- Accounts payable turnover
- Relative market share
4. Verify your revenue streams
A revenue stream is simply a source of revenue of a company or organization. There are a number of different ways you can bring in money. Types of revenue streams include:
- One-time Revenues: also known as transactional revenues, where the customer pays just once for the value.
- Recurring Revenues: where the customer pays over and over to continue receiving the value, or they pay over and over to receive ongoing support for their initial purchase.
5. Look to your competition
You don’t need to reinvent the wheel when it comes to growing your business. Identifying competitors, as well as their strengths and weaknesses, can help you understand exactly how your niche is unique. Here are questions you should answer after investigating businesses both big and small:

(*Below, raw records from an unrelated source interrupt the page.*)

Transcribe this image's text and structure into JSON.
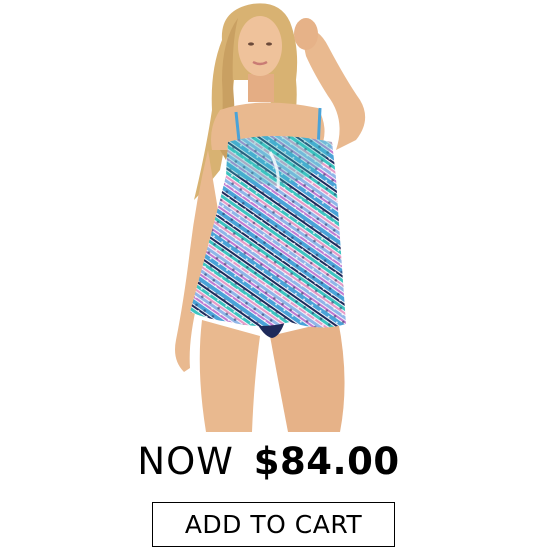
{
  "product": {
    "image_alt": "Model wearing a multicolor striped bandeau tankini swimsuit",
    "price_label": "NOW",
    "price_value": "$84.00",
    "cta_label": "ADD TO CART"
  },
  "colors": {
    "background": "#ffffff",
    "text": "#000000",
    "button_border": "#000000",
    "swim_blue": "#4aa3d8",
    "swim_teal": "#3cc4c0",
    "swim_pink": "#e79ac6",
    "swim_navy": "#1e2a5a",
    "skin": "#e9b98f",
    "hair": "#d8b272"
  }
}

- Who sells products or services the same or similar to yours?
- Have your competitors expanded with new products or services in the last 6 months?
- What are the strengths and weaknesses of the competition?
- What marketing and sales strategies are used by each competitor to achieve their objectives?
- How does their website look and function?
- What’s the overall market outlook in your industry?
You probably put together a competitor analysis for your business plan before launching. It’s time to revisit and look at your current industry landscape to help you come up with ways to increase revenue.
6. Focus on your strengths
Focus on your strengths instead of trying to improve your weaknesses. Often, entrepreneurs will act as a jack-of-all-trades, handling everything from marketing research, to sales, to payroll. This keeps costs low-but at a price. Recognize where your strengths lie and take things off your plate by outsourcing if you need to manage costs.
7. Invest in talent
Hiring isn’t an area where you should be thrifty. Hire the best talent and pay them fairly. Your team represents your business and should share some of your passion to succeed. If you don’t have the resources to bring on full time employees, you have options. Review this article to learn about contract employees, seasonal employees, and more: 6 Types of Employees and Quick Facts.
The SmartBiz Small Business Blog has a host of articles about finances, growth, and lending. Here are a few to help you shore up your business.
- Small Business Revenue. Determine Where You Stand – Learn how your small business is defines, the average revenue of US small businesses, and additional strategies to manage.
- What Are Business Revenue Trends and How Are They Calculated? Are you seeking a low-cost small business loan? Banks consider a number of ratios to evaluate a company’s financial health before they agree to grant a loan and one is the revenue trend of your business. Revenue trends are considered a more valuable measure of financial health than just flat revenue numbers per year. Our article has important information you need to know if you’re planning on applying for a loan.